# Work to complete:
Which lines in the listing below contain the word "EEST"? Copy each one.

# Provided information:
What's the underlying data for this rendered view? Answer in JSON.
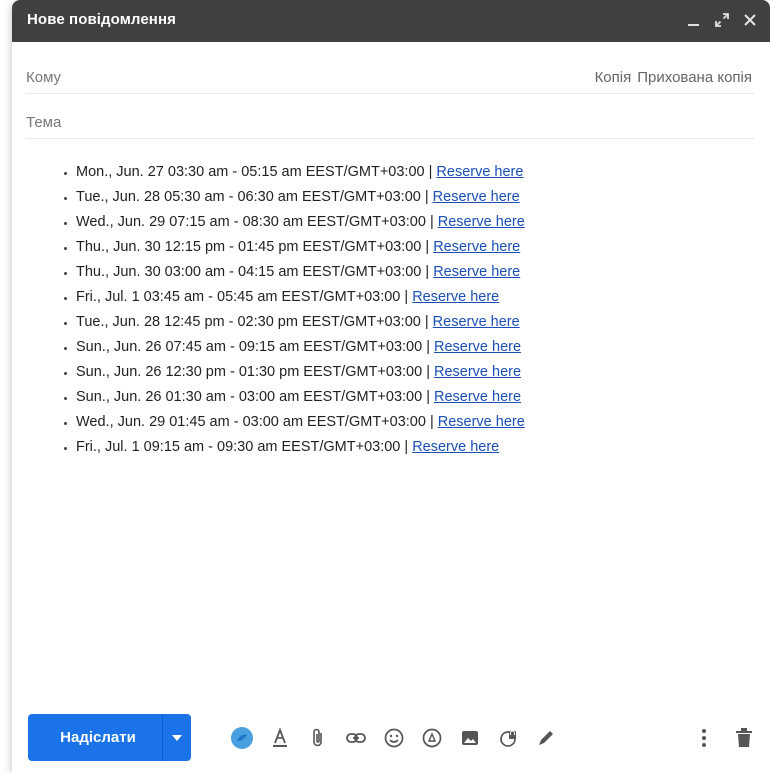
{
  "window": {
    "title": "Нове повідомлення"
  },
  "to": {
    "label": "Кому",
    "value": "",
    "cc_label": "Копія",
    "bcc_label": "Прихована копія"
  },
  "subject": {
    "label": "Тема",
    "value": ""
  },
  "body": {
    "link_text": "Reserve here",
    "items": [
      {
        "text": "Mon., Jun. 27 03:30 am - 05:15 am EEST/GMT+03:00 | ",
        "link": "Reserve here"
      },
      {
        "text": "Tue., Jun. 28 05:30 am - 06:30 am EEST/GMT+03:00 | ",
        "link": "Reserve here"
      },
      {
        "text": "Wed., Jun. 29 07:15 am - 08:30 am EEST/GMT+03:00 | ",
        "link": "Reserve here"
      },
      {
        "text": "Thu., Jun. 30 12:15 pm - 01:45 pm EEST/GMT+03:00 | ",
        "link": "Reserve here"
      },
      {
        "text": "Thu., Jun. 30 03:00 am - 04:15 am EEST/GMT+03:00 | ",
        "link": "Reserve here"
      },
      {
        "text": "Fri., Jul. 1 03:45 am - 05:45 am EEST/GMT+03:00 | ",
        "link": "Reserve here"
      },
      {
        "text": "Tue., Jun. 28 12:45 pm - 02:30 pm EEST/GMT+03:00 | ",
        "link": "Reserve here"
      },
      {
        "text": "Sun., Jun. 26 07:45 am - 09:15 am EEST/GMT+03:00 | ",
        "link": "Reserve here"
      },
      {
        "text": "Sun., Jun. 26 12:30 pm - 01:30 pm EEST/GMT+03:00 | ",
        "link": "Reserve here"
      },
      {
        "text": "Sun., Jun. 26 01:30 am - 03:00 am EEST/GMT+03:00 | ",
        "link": "Reserve here"
      },
      {
        "text": "Wed., Jun. 29 01:45 am - 03:00 am EEST/GMT+03:00 | ",
        "link": "Reserve here"
      },
      {
        "text": "Fri., Jul. 1 09:15 am - 09:30 am EEST/GMT+03:00 | ",
        "link": "Reserve here"
      }
    ]
  },
  "toolbar": {
    "send_label": "Надіслати",
    "icons": [
      "formatting-options-icon",
      "text-color-icon",
      "attach-file-icon",
      "insert-link-icon",
      "emoji-icon",
      "google-drive-icon",
      "insert-photo-icon",
      "confidential-mode-icon",
      "signature-icon"
    ],
    "right_icons": [
      "more-options-icon",
      "discard-draft-icon"
    ]
  },
  "colors": {
    "titlebar": "#404040",
    "send_button": "#1a73e8",
    "link": "#1a4fb8",
    "formatting_icon_accent": "#4a9fe0"
  }
}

# Solution to this problem:
        "text": "Mon., Jun. 27 03:30 am - 05:15 am EEST/GMT+03:00 | ",
        "text": "Tue., Jun. 28 05:30 am - 06:30 am EEST/GMT+03:00 | ",
        "text": "Wed., Jun. 29 07:15 am - 08:30 am EEST/GMT+03:00 | ",
        "text": "Thu., Jun. 30 12:15 pm - 01:45 pm EEST/GMT+03:00 | ",
        "text": "Thu., Jun. 30 03:00 am - 04:15 am EEST/GMT+03:00 | ",
        "text": "Fri., Jul. 1 03:45 am - 05:45 am EEST/GMT+03:00 | ",
        "text": "Tue., Jun. 28 12:45 pm - 02:30 pm EEST/GMT+03:00 | ",
        "text": "Sun., Jun. 26 07:45 am - 09:15 am EEST/GMT+03:00 | ",
        "text": "Sun., Jun. 26 12:30 pm - 01:30 pm EEST/GMT+03:00 | ",
        "text": "Sun., Jun. 26 01:30 am - 03:00 am EEST/GMT+03:00 | ",
        "text": "Wed., Jun. 29 01:45 am - 03:00 am EEST/GMT+03:00 | ",
        "text": "Fri., Jul. 1 09:15 am - 09:30 am EEST/GMT+03:00 | ",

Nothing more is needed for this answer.